(DATASET begins)
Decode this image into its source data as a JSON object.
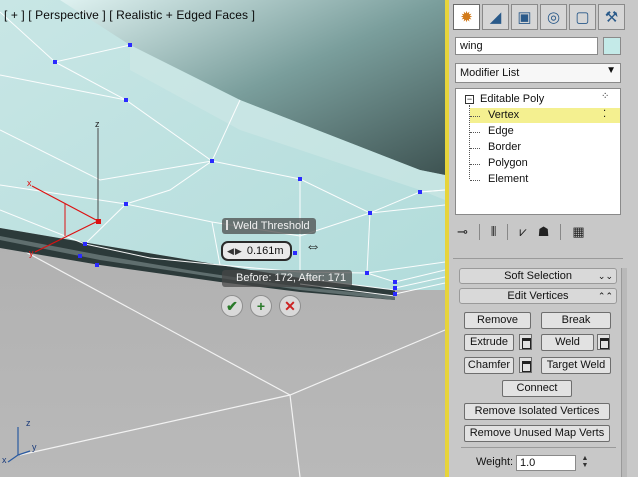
{
  "viewport": {
    "label": "[ + ] [ Perspective ] [ Realistic + Edged Faces ]",
    "axis_labels": {
      "x": "x",
      "y": "y",
      "z": "z"
    }
  },
  "caddy": {
    "title": "Weld Threshold",
    "value": "0.161m",
    "info": "Before: 172, After: 171",
    "ok_icon": "checkmark-icon",
    "apply_icon": "plus-icon",
    "cancel_icon": "cancel-icon"
  },
  "panel": {
    "tabs": [
      "create-icon",
      "modify-icon",
      "hierarchy-icon",
      "motion-icon",
      "display-icon",
      "utilities-icon"
    ],
    "object_name": "wing",
    "object_color": "#c4eae8",
    "modifier_list": "Modifier List",
    "stack": {
      "root": "Editable Poly",
      "items": [
        "Vertex",
        "Edge",
        "Border",
        "Polygon",
        "Element"
      ],
      "selected": "Vertex"
    },
    "soft_selection": "Soft Selection",
    "edit_vertices": {
      "title": "Edit Vertices",
      "remove": "Remove",
      "break": "Break",
      "extrude": "Extrude",
      "weld": "Weld",
      "chamfer": "Chamfer",
      "target_weld": "Target Weld",
      "connect": "Connect",
      "remove_isolated": "Remove Isolated Vertices",
      "remove_unused": "Remove Unused Map Verts",
      "weight_label": "Weight:",
      "weight_value": "1.0"
    }
  },
  "colors": {
    "selection_accent": "#e7d43a",
    "mesh_face": "#bfe2e1",
    "vertex": "#2a2aff"
  }
}
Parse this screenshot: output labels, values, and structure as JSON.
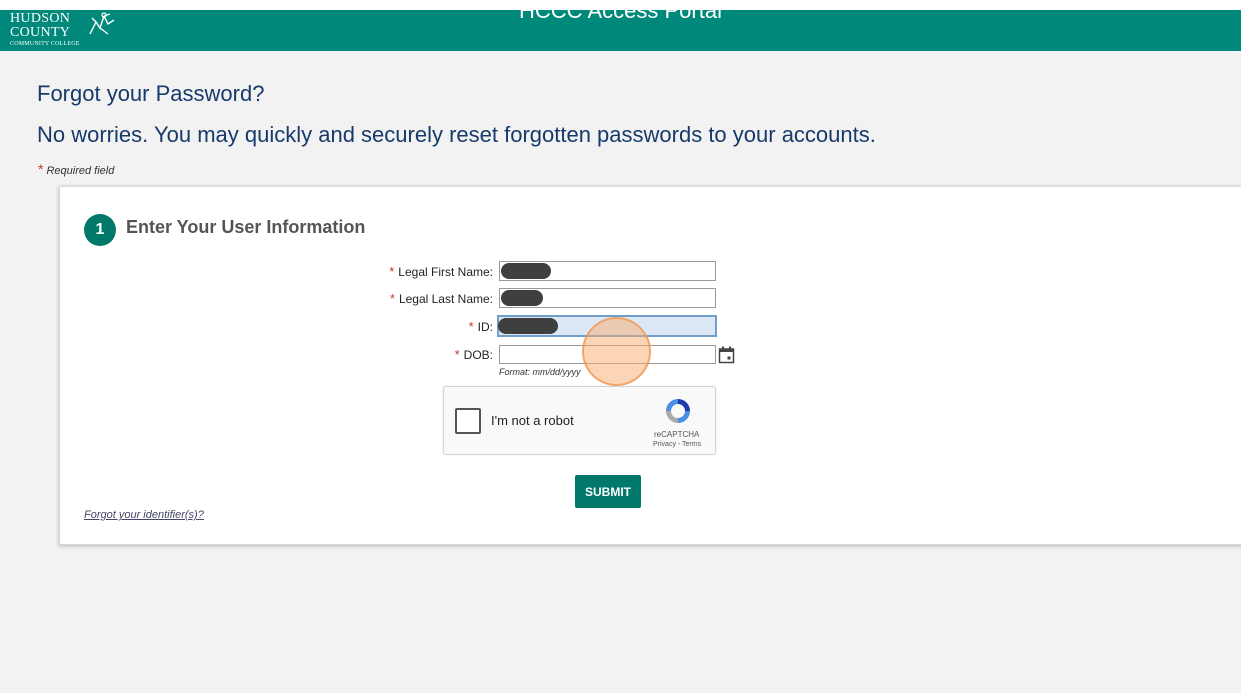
{
  "header": {
    "logo_line1": "HUDSON",
    "logo_line2": "COUNTY",
    "logo_line3": "COMMUNITY COLLEGE",
    "title": "HCCC Access Portal",
    "bg_color": "#00897b"
  },
  "page": {
    "title": "Forgot your Password?",
    "subtitle": "No worries. You may quickly and securely reset forgotten passwords to your accounts.",
    "required_marker": "*",
    "required_note": "Required field"
  },
  "form": {
    "step_number": "1",
    "step_title": "Enter Your User Information",
    "fields": {
      "first_name": {
        "label": "Legal First Name:",
        "value": ""
      },
      "last_name": {
        "label": "Legal Last Name:",
        "value": ""
      },
      "id": {
        "label": "ID:",
        "value": ""
      },
      "dob": {
        "label": "DOB:",
        "value": "",
        "format_hint": "Format: mm/dd/yyyy"
      }
    },
    "captcha": {
      "label": "I'm not a robot",
      "brand": "reCAPTCHA",
      "links": "Privacy - Terms"
    },
    "submit_label": "SUBMIT",
    "forgot_identifier_link": "Forgot your identifier(s)?",
    "accent_color": "#00796b",
    "required_color": "#c0392b"
  }
}
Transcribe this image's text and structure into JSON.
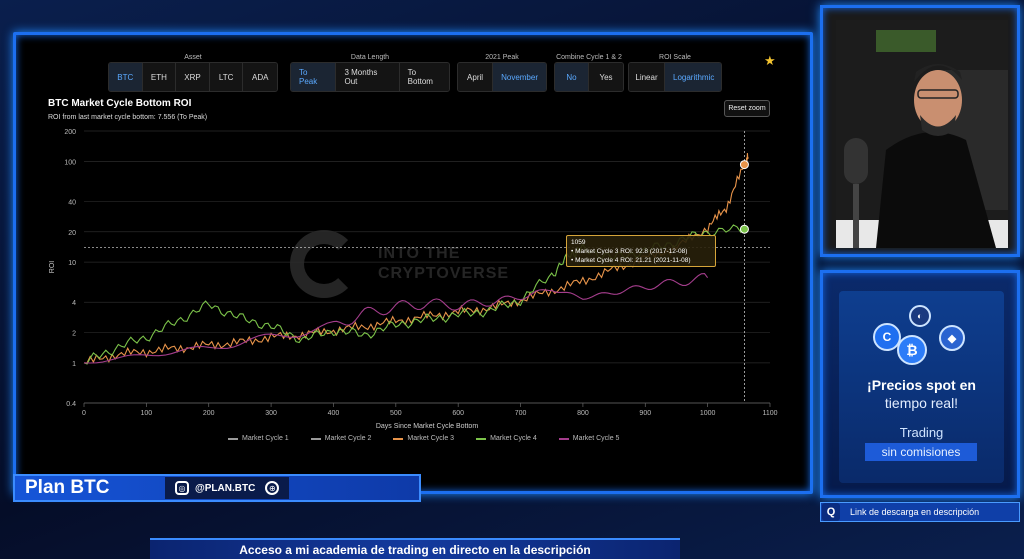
{
  "controls": [
    {
      "title": "Asset",
      "buttons": [
        "BTC",
        "ETH",
        "XRP",
        "LTC",
        "ADA"
      ],
      "active": 0
    },
    {
      "title": "Data Length",
      "buttons": [
        "To Peak",
        "3 Months Out",
        "To Bottom"
      ],
      "active": 0
    },
    {
      "title": "2021 Peak",
      "buttons": [
        "April",
        "November"
      ],
      "active": 1
    },
    {
      "title": "Combine Cycle 1 & 2",
      "buttons": [
        "No",
        "Yes"
      ],
      "active": 0
    },
    {
      "title": "ROI Scale",
      "buttons": [
        "Linear",
        "Logarithmic"
      ],
      "active": 1
    }
  ],
  "chart": {
    "title": "BTC Market Cycle Bottom ROI",
    "subtitle": "ROI from last market cycle bottom: 7.556 (To Peak)",
    "reset_zoom_label": "Reset zoom",
    "watermark_line1": "INTO THE",
    "watermark_line2": "CRYPTOVERSE",
    "tooltip": {
      "header": "1059",
      "line1": "• Market Cycle 3 ROI: 92.8 (2017-12-08)",
      "line2": "• Market Cycle 4 ROI: 21.21 (2021-11-08)"
    }
  },
  "chart_data": {
    "type": "line",
    "title": "BTC Market Cycle Bottom ROI",
    "subtitle": "ROI from last market cycle bottom: 7.556 (To Peak)",
    "xlabel": "Days Since Market Cycle Bottom",
    "ylabel": "ROI",
    "y_scale": "log",
    "xlim": [
      0,
      1100
    ],
    "ylim": [
      0.4,
      200
    ],
    "x_ticks": [
      0,
      100,
      200,
      300,
      400,
      500,
      600,
      700,
      800,
      900,
      1000,
      1100
    ],
    "y_ticks": [
      0.4,
      1,
      2,
      4,
      10,
      20,
      40,
      100,
      200
    ],
    "legend_position": "bottom",
    "series": [
      {
        "name": "Market Cycle 1",
        "color": "#9a9a9a",
        "x": [],
        "y": []
      },
      {
        "name": "Market Cycle 2",
        "color": "#9a9a9a",
        "x": [],
        "y": []
      },
      {
        "name": "Market Cycle 3",
        "color": "#e8944a",
        "x": [
          0,
          50,
          100,
          150,
          200,
          250,
          300,
          350,
          400,
          450,
          500,
          550,
          600,
          650,
          700,
          750,
          800,
          850,
          900,
          950,
          1000,
          1030,
          1059,
          1065
        ],
        "y": [
          1,
          1.2,
          1.3,
          1.4,
          1.5,
          1.6,
          1.8,
          1.9,
          2.1,
          2.3,
          2.6,
          2.9,
          3.2,
          3.5,
          4.2,
          5.2,
          6.5,
          8.5,
          11,
          14,
          22,
          35,
          92.8,
          110
        ]
      },
      {
        "name": "Market Cycle 4",
        "color": "#7cc34a",
        "x": [
          0,
          50,
          100,
          150,
          200,
          250,
          300,
          350,
          400,
          450,
          500,
          550,
          600,
          650,
          700,
          750,
          780,
          800,
          850,
          900,
          950,
          1000,
          1059
        ],
        "y": [
          1,
          1.4,
          1.8,
          2.6,
          3.8,
          2.8,
          2.3,
          1.7,
          2.1,
          1.9,
          2.4,
          2.7,
          3.0,
          3.3,
          4.2,
          7.5,
          12,
          13.5,
          11,
          13,
          16,
          20,
          21.21
        ]
      },
      {
        "name": "Market Cycle 5",
        "color": "#a43d8c",
        "x": [
          0,
          100,
          200,
          300,
          400,
          450,
          500,
          550,
          600,
          650,
          700,
          750,
          800,
          850,
          900,
          950,
          1000
        ],
        "y": [
          1,
          1.2,
          1.4,
          1.8,
          2.3,
          3.1,
          3.6,
          3.9,
          3.7,
          4.0,
          4.5,
          5.4,
          4.4,
          5.0,
          5.7,
          6.3,
          7.0
        ]
      }
    ],
    "tooltip_x": 1059
  },
  "legend": [
    "Market Cycle 1",
    "Market Cycle 2",
    "Market Cycle 3",
    "Market Cycle 4",
    "Market Cycle 5"
  ],
  "brand": {
    "logo": "Plan BTC",
    "handle": "@PLAN.BTC"
  },
  "promo": {
    "headline_line1": "¡Precios spot en",
    "headline_line2": "tiempo real!",
    "trading": "Trading",
    "fees": "sin comisiones",
    "download": "Link de descarga en descripción",
    "download_icon": "Q"
  },
  "footer_banner": "Acceso a mi academia de trading en directo en la descripción",
  "icons": {
    "star": "star-icon",
    "instagram": "instagram-icon",
    "globe": "globe-icon"
  }
}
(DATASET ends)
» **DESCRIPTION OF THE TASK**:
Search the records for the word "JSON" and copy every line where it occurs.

» **REPLY**:
Decode this image into its source data as a JSON object.
Parse this screenshot: output labels, values, and structure as JSON.
Transcribe this image's text and structure into JSON.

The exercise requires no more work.